Lingua::DE::ASCII - Perl extension to convert german umlauts to and from ascii
use Lingua::DE::ASCII; print to_ascii("Umlaute wie ä,ö,ü,ß oder auch é usw. " . "sind nicht im ASCII Format " . "und werden deshalb umgeschrieben); print to_latin1("Dies muesste auch rueckwaerts funktionieren ma cherie");
This module enables conversion from and to the ASCII format of german texts.
It has two methods:
to_latin1 which one do exactly what they say.
Please note that both methods take only one scalar as argument and not whole a list.
to_ascii method is just simple. It replaces each printable ANSI character (codes 160..255) with a (hopefully) sensfull ASCII representation (might be more than one character). The ANSI character with codes 128..160 are not printable and they are removed by default. The transliteration is defined with the global
%Lingua::DE::ASCII::ANSI_TO_ASCII_TRANSLITERATION variable. You can change this variable if you want to change the transliteration behaviour.
to_latin1 method is very complex (more than 700 lines of code). It retranslates 7-bit ASCII representations into a reasonable german ANSI representation. Thus it changes mainly 'ae' to 'ä', 'oe' to 'ö', 'ue' to 'ü', 'ss' to 'ß'. It also changes some other characters, e.g. '(C)' to '©' or in words like 'Crepe' it also restores the really writing 'Crêpe'.

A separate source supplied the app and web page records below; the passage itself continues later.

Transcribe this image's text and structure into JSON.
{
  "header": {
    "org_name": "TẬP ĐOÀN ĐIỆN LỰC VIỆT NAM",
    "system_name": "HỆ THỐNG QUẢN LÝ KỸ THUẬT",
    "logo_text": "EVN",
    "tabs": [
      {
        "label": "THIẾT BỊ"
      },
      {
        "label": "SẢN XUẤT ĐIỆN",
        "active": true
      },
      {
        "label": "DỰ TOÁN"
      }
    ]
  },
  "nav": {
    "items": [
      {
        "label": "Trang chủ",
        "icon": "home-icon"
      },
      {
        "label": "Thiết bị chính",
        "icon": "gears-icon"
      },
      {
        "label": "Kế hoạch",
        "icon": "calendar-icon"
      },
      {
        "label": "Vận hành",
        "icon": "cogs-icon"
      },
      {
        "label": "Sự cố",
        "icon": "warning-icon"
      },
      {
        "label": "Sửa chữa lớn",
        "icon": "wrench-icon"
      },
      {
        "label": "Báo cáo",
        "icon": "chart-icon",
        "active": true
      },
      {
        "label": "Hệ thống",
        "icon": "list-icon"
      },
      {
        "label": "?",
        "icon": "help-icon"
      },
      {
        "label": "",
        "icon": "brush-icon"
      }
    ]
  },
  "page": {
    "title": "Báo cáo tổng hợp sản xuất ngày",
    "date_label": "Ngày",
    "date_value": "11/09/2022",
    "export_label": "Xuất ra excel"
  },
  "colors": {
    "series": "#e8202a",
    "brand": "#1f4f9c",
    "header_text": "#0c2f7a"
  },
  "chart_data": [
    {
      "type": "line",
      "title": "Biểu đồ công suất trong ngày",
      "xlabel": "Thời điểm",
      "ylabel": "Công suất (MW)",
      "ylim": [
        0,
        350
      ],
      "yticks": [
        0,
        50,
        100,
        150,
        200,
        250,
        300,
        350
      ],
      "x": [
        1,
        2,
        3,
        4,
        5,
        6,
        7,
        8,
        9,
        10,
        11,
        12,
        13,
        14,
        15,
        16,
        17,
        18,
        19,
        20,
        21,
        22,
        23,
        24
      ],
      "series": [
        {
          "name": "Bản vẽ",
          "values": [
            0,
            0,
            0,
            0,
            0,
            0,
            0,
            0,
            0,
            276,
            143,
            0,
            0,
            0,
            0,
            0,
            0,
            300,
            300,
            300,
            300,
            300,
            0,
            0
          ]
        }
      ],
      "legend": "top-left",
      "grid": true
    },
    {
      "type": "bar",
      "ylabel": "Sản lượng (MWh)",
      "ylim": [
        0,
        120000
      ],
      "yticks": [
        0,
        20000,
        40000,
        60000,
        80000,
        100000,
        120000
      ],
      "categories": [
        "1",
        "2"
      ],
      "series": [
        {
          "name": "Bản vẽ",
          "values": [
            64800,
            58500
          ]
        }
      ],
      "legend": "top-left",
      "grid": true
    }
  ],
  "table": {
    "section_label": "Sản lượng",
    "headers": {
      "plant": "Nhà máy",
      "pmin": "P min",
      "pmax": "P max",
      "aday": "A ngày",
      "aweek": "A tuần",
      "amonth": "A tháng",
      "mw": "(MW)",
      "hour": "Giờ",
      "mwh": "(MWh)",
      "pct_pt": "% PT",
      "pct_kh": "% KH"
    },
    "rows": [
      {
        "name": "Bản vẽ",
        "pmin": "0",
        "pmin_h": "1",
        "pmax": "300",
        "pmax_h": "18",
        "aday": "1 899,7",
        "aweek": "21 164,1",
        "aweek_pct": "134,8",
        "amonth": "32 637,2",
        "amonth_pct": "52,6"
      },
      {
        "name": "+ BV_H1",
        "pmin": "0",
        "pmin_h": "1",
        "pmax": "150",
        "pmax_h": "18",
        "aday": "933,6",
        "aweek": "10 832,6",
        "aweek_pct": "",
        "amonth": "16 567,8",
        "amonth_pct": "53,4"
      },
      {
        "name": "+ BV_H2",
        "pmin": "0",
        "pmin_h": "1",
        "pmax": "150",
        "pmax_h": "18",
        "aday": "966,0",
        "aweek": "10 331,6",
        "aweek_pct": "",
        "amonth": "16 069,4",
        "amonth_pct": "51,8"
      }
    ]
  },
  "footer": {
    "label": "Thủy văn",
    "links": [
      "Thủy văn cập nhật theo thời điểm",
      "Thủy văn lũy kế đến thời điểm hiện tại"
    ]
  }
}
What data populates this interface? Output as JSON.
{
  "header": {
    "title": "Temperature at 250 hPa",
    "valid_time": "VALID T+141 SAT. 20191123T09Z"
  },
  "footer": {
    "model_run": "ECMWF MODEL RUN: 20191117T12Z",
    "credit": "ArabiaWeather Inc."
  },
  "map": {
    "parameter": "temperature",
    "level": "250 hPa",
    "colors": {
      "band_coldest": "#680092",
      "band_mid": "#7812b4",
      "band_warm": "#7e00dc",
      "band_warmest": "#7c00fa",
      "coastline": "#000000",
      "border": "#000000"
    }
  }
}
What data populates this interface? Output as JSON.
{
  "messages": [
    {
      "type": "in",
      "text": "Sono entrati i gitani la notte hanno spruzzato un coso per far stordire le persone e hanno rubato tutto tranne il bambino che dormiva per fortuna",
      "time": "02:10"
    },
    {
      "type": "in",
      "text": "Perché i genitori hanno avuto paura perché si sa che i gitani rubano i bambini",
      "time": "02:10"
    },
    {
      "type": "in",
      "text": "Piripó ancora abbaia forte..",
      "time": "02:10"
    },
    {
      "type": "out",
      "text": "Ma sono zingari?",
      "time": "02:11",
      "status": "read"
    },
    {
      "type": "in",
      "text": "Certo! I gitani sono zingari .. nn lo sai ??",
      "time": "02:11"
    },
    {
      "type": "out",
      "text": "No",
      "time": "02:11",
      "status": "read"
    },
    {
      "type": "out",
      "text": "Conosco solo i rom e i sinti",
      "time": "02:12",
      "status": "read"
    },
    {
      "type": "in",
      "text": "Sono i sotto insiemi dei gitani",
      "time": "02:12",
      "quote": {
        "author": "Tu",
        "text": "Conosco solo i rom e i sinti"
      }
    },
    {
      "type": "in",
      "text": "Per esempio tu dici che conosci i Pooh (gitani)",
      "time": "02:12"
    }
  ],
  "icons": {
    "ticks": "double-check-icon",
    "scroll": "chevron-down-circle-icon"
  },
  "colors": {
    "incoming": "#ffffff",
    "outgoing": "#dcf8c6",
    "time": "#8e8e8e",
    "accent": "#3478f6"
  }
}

Of course, the method only tries to change where it should. That explains the enormous complexity of this method, as it tries to solve a hard linguistic problem with a bit logic and many regular expressions (please also look to BUGS if you are interested in known problems).
It's quicker to let
to_latin1 work on a big (even multiline) string than to make a lot of callings with little strings (like lines or words). The reason is that the method works with a lot of regular expressions (as nearly every line of code contains a regexp). As Perl is very good to optimize them especially for long strings, you can gain a good speed advantage if you need it.
At the moment you can't change the behaviour of the
to_latin1 method (e.g. switching from the new german spelling to the old one), and I'm not sure whether I will enable it. Please inform me, if you feel that it would be important or much convenient in a case.
That's only a stupid computer program, faced with a very hard AI problem. So there will be some words that will be always hard to retranslate from ASCII to Latin-1 encoding. A known example is the difference between "Maß(einheit)" and "Masseentropie" or similar. Another examples are "flösse" and "Flöße" or "(Der Schornstein) ruße" and "Russe", "Geheimtuer(isch)" and "Geheimtür", "anzu-ecken" and "anzücken" or quite even a lonely "ss" or "ß". Also, it's hard to find the right spelling for the prefixes "miss-" or "miß-". In doubt I tried to use to more common word and in even still a doubt the program tries to be conservative, that means it prefers not to translate to an umlaut. Reason is that the text is still readable with one "ae","oe","ue" or "ss" too much, but a wrong "ä", "ö", "ü" or "ß" can make it very unreadable.
I tried it with a huge list of german words, but please tell me if you find a bug.
This module is intended for ANSI code that is e.g. different from windows coding.
Misspelled words will create a lot of extra mistakes by the program. In doubt it's better to write with new Rechtschreibung.
to_latin1 method is not very quick (but quick enough to work interactively with text files of about 100 KB). It's programmed to handle as many exceptions as possible.
I avoided localizations for character handling (thus it should work on every computer), but the price is that in some rare cases of words with multiple umlauts (like "Häkeltülle") some buggy conversions can occur. Please tell me if you find such words.
to_latin1 method also has some knowledge to work with some basic English. (So that some words don't confuse everything and you can also use some code snippets in your text). However, it is very recommended to use American English instead of British English. Espeically many plural forms (ending on "oes") are hard to handle, and often I decided not to implement an extra rule as it is a
Lingua::DE::* module and not an English one.
The test scripts (called by e.g.
make test) need a long time. The reason is that I test it with a huge german word list. Normally you can skip this test if there is no failing in the first few seconds. However, the tests also have a progress bar (either a Term::ProgressBar if installed or just a simple text output), so that you can see the advances :-)
There are two major reasons why I added so many words to test even to the CPAN release. On the one hand, I wanted to give you a chance to detect strange behaviour under uncommon circumstances. (I haven't test it under a non-german locale based operation system e.g. and I have also included that words are tests under a random environment to find out unexpected errors) On the other hand, I also wanted you to give a chance to detect yourself whether a
to_latin1 result is a bug or a feature. (Just search through the content of the test files to determine whether a strange looking word is tested for and thus wanted).
There is also a test with common 1000 English words (having an ae,oe,ue or ss inside), as German is nowadays often mixed with a lot of them, and this module should not be confused with them.
Janek Schleicher, <firstname.lastname@example.org>
Lingua::DE::Sentence (another cool module)